Laura was struck by ‘the depth of sharing’ at these events. People go off to make a thing in response to a prompt and then come back to talk about it,’ she says. ‘Some people may never have met anybody there before, but the vulnerability, the willingness to share, the depth that conversations get to is remarkable. There’s something about the way that MAIA set and hold those spaces that brings out all these common experiences that you wouldn’t get from a general chit chat.’

The organising starts here

‘We’ve got an expansive idea of what an artist is,’ says Amber. ‘All of our events are invitations for people to come in and test out the artist in them. The spaces we create might seem far out and utopian, but once we do that imagining we then bring it down to what we can do right now – and that is where the power is in my eyes.’ 

Outlandish collective imagining can lead to fresher, bolder action in the here and now – and the relationships to underpin that action.

When we’ve been in that process together, what we remember is that actually all we need is ourselves. It’s not something over there; the organising starts right here in this community, right now. We can’t fix the world, but once we have our community and we’re in that same mindset, even the small changes are where transformation happens.

Amber Caldwell, Co-Founder of MAIA

Start with relationships

MAIA’s work is deliberately open and emergent and relationality is central to this. ‘That’s what emergent working has to be,’ Laura says. ‘You start with the relationships and build from that.’

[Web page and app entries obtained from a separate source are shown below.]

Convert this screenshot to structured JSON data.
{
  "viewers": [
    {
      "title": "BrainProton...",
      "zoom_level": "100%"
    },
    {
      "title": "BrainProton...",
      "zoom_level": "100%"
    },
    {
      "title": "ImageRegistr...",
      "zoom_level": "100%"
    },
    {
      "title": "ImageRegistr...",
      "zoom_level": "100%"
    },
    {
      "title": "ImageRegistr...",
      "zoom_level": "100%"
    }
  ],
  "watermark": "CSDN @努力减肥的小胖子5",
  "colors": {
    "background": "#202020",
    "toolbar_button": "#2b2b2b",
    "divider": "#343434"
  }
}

At a recent residency, ‘Accounting and the Black Imagination’, the artist Janet Douglas used string to create a vast web symbolising all the new relationships and pathways that emerge through MAIA’s work: the snowball effect of one interaction leading to another and another, of alternative possibilities unfolding. 

Reflection questions

Digging deeper

  • What is the significance of physical spaces in this story? 
  • How do you feel about the role of arts and creativity in relational work?

Applying the learning

  • How might relationships enable bold collective imagining in your context? 
  • What new possibilities might playful, creative practices open up in your relationships? 
  • How do you think about the connection between relationships and physical space in your context? 

The Relationships Map

The Relationships Map is a space for anyone who believes in the importance of relationships to find one another, share ideas and resources, feel part of something bigger, and realise more than the sum of our parts.